Advertisement

Measuring Spallation Strength of Epoxy by Laser Spallation Technique

  • Sarthak S. Singh
  • R. Kitey
Conference paper
Part of the Conference Proceedings of the Society for Experimental Mechanics Series book series (CPSEMS)

Abstract

The laser spallation technique in combination with Michelson interferometry is employed to estimate the spallation strength of epoxy film. The epoxy layer of thickness 160 μm is deposited onto the microscopic glass (MG) substrate. The specimens are subjected to high amplitude short duration stress waves, developed by the pulsed laser ablation of sacrificial absorbing layer, deposited at the back surface of the substrate. The complex interaction of rarefaction waves with the mode converted tensile pulse from the free surface of the film develops high magnitude tensile region. For sufficiently high stresses spallation is observed in the top part of the epoxy layer. Profilometric analysis confirms spallation in the epoxy layer while the MG/epoxy interface remains intact. Interferometric measurements exhibit distinctly spaced fringe patterns. The temporal span of the wave arrivals confirms that the fringes correspond to the longitudinal and the rarefaction waves. Based on the space-time wave travel analysis the spallation depth is predicted which is in excellent agreement with the profilometric observations. By employing dynamic wave propagation analysis in combination with the interferometric data, the spallation strength of epoxy is estimated to be 260 ± 15 MPa.

Keywords

Thick film Rarefaction waves Spallation Michelson interferometer Micro-cracks 

References

  1. 1.
    Kanel, G.I., Razorenov, S.V., Bogatch, A., Utkin, A.V., Fortov, V.E., Grady, D.E.: Spall fracture properties of aluminum and magnesium at high temperatures. J. Appl.
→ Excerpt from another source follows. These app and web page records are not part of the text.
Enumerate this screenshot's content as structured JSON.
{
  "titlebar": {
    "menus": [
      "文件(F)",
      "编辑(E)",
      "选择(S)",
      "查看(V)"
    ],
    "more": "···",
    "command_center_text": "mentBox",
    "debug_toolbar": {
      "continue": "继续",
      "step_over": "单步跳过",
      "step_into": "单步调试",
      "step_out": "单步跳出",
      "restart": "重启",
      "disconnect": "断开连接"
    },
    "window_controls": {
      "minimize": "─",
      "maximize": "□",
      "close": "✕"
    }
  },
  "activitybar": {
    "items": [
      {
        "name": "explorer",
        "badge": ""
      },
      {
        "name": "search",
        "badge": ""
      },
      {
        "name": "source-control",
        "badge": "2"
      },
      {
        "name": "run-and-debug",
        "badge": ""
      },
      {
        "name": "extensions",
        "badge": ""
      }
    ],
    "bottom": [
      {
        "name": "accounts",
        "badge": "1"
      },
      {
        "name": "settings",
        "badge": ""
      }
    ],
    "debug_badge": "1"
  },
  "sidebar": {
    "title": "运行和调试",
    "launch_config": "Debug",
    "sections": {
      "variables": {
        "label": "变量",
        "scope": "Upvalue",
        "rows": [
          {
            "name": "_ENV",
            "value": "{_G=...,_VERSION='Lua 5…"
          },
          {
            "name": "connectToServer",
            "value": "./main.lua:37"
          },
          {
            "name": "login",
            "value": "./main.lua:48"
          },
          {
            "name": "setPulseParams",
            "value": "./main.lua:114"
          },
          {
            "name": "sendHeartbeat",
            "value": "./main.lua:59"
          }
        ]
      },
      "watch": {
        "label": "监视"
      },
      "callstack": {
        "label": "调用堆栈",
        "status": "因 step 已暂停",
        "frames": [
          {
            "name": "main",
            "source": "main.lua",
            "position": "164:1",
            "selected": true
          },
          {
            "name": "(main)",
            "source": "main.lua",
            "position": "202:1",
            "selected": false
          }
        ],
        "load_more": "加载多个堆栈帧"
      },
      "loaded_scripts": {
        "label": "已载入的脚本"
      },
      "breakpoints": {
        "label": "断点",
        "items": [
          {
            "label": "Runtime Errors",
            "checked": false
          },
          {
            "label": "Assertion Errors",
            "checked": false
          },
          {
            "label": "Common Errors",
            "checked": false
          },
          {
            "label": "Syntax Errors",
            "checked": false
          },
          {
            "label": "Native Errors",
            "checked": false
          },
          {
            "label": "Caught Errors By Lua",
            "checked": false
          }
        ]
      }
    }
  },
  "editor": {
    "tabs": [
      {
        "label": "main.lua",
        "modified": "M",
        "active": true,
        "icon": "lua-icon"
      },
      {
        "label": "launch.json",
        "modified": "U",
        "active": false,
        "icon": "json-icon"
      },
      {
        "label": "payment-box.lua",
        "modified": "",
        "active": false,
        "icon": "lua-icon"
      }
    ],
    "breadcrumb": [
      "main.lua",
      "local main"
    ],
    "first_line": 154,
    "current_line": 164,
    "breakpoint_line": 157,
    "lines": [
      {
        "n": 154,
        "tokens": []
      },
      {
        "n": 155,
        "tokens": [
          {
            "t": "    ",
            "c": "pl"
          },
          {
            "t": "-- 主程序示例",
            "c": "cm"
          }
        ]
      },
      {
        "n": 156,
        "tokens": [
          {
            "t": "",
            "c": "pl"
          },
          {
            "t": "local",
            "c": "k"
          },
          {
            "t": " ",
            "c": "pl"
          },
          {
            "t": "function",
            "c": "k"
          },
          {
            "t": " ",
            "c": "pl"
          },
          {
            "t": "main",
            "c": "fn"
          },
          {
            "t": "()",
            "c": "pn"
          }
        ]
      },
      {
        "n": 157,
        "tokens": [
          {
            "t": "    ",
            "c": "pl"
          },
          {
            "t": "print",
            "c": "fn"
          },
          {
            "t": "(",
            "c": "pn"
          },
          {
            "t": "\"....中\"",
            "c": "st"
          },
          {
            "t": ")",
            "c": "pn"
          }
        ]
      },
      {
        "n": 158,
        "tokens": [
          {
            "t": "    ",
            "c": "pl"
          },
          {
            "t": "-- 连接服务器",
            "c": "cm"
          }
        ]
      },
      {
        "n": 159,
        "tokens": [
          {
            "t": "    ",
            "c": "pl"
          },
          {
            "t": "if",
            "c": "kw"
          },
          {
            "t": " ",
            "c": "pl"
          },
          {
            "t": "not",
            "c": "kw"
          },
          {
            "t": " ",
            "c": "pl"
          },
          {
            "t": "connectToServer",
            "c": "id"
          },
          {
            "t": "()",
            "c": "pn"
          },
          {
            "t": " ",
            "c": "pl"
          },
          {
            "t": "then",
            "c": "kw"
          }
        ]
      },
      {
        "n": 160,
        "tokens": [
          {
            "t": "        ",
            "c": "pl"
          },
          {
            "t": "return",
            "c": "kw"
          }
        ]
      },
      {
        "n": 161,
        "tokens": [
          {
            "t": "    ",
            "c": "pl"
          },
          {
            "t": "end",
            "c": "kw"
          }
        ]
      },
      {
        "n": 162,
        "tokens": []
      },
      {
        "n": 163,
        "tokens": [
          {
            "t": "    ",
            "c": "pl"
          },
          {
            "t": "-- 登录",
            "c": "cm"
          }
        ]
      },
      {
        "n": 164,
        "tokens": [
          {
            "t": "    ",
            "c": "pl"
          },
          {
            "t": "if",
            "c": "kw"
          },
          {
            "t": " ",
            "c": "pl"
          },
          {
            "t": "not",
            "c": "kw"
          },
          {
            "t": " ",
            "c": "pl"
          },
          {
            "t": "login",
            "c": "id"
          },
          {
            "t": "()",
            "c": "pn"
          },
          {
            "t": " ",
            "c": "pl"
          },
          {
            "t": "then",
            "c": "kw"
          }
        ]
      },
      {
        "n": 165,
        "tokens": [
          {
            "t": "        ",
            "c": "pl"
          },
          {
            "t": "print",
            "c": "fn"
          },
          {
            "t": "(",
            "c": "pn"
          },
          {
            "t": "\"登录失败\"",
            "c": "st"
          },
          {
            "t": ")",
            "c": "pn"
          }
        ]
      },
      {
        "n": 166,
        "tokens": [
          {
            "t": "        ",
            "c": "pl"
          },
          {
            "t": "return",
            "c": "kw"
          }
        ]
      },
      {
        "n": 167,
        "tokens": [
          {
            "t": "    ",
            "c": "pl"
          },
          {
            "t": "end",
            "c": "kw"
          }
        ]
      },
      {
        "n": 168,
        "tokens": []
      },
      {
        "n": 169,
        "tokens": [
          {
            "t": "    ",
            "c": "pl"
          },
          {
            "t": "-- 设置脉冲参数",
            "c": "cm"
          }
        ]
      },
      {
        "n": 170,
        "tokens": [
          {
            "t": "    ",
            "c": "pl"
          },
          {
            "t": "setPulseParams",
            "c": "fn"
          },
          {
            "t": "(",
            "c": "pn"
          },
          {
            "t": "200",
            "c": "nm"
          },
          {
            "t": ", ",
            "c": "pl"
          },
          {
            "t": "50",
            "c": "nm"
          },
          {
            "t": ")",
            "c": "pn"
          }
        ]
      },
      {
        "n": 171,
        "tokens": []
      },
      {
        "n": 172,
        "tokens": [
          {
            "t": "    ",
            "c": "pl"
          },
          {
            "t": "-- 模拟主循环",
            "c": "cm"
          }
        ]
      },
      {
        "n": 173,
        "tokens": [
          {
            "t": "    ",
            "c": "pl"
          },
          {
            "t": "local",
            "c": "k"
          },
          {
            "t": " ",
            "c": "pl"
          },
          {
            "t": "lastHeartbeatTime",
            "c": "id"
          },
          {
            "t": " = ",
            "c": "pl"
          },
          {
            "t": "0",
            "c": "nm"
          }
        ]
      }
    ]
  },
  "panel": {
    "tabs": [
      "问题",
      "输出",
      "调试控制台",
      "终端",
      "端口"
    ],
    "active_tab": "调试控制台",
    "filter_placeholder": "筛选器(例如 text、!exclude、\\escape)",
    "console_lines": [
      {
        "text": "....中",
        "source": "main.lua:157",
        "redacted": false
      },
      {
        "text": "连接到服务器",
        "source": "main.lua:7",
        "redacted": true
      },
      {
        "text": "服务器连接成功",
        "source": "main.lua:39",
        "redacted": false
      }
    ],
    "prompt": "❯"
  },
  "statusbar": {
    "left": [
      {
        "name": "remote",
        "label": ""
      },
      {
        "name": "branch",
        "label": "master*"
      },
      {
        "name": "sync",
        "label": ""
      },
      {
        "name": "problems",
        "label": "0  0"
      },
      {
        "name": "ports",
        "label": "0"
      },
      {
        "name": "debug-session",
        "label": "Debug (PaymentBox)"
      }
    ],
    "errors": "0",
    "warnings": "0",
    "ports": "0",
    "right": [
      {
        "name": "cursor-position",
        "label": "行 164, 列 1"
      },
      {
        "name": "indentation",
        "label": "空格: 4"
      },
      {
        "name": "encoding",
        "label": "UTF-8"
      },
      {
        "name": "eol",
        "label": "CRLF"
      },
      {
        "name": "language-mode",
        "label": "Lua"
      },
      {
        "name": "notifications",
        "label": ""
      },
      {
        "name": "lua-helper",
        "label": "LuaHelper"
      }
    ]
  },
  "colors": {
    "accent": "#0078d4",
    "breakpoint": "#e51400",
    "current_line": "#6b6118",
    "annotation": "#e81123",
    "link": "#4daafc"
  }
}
Phys. 79(11), 8310–8317 (1996)CrossRefGoogle Scholar
  2. 2.
    Field, J.E., Walley, S.M., Proud, W.G., Goldrein, H.T., Siviour, C.R.: Review of experimental techniques for high rate deformation and shock studies. Int J Impact Eng. 30(7), 725–775 (2004)CrossRefGoogle Scholar
  3. 3.
    Zaretsky, E., Perl, M.: The response of glass fibers reinforced epoxy composite to an impact loading. Int. J. Solids Struct. 41(2), 569–584 (2004)CrossRefGoogle Scholar
  4. 4.
    Gupta, V., Argon, A.S., Cornie, J.A., Parks, D.M.: Measurement of interface strength by laser-pulse-induced spallation. Mater. Sci. Eng. A. 126, 105–117 (1990)CrossRefGoogle Scholar
  5. 5.
    Wang, J., Weaver, R.L., Sottos, N.R.: A parametric study of laser induced thin film spallation. Exp. Mech. 42(1), 74–83 (2002)CrossRefGoogle Scholar
  6. 6.
    Kitey, R., Sottos, N.R., Geubelle, P.H.: A hybrid experimental/numerical approach to characterize interfacial adhesion in multilayer low-κ thin film specimens. Thin Solid Films. 519(1), 337–334 (2010)CrossRefGoogle Scholar
  7. 7.
    Barker, L.M.: Laser interferometry in shock wave research. Exp. Mech. 12(5), 209–215 (1972)CrossRefGoogle Scholar
  8. 8.
    Gilath, I., Eliezer, S., Dariel, M.P., Kornblit, L., Bar-Noy, T.: Laser induced spall in aluminum and copper. Le Journal de Physique Colloques. 49(C3), C3–191 (1988)CrossRefGoogle Scholar
  9. 9.
    Asay, J.R., Shahinpoor, M. (eds.): High-Pressure Shock Compression of Solids, Chapter-2. Springer Science & Business Media, New York, NY (2012)Google Scholar
  10. 10.
    Barker, L.M., Hollenbach, R.E.: Shock-wave studies of PMMA, fused silica, and sapphire. J. Appl. Phys. 41(10), 4208–4422 (1970)CrossRefGoogle Scholar
  11. 11.
    Wang, J., Weaver, R.L., Sottos, N.R.: Laser-induced decompression shock development in fused silica. J. Appl. Phys. 93(12), 9529–9536 (2003)CrossRefGoogle Scholar

Copyright information

© The Society for Experimental Mechanics, Inc. 2019

Authors and Affiliations

  1. 1.Department of Aerospace EngineeringIndian Institute of TechnologyKanpurIndia

Personalised recommendations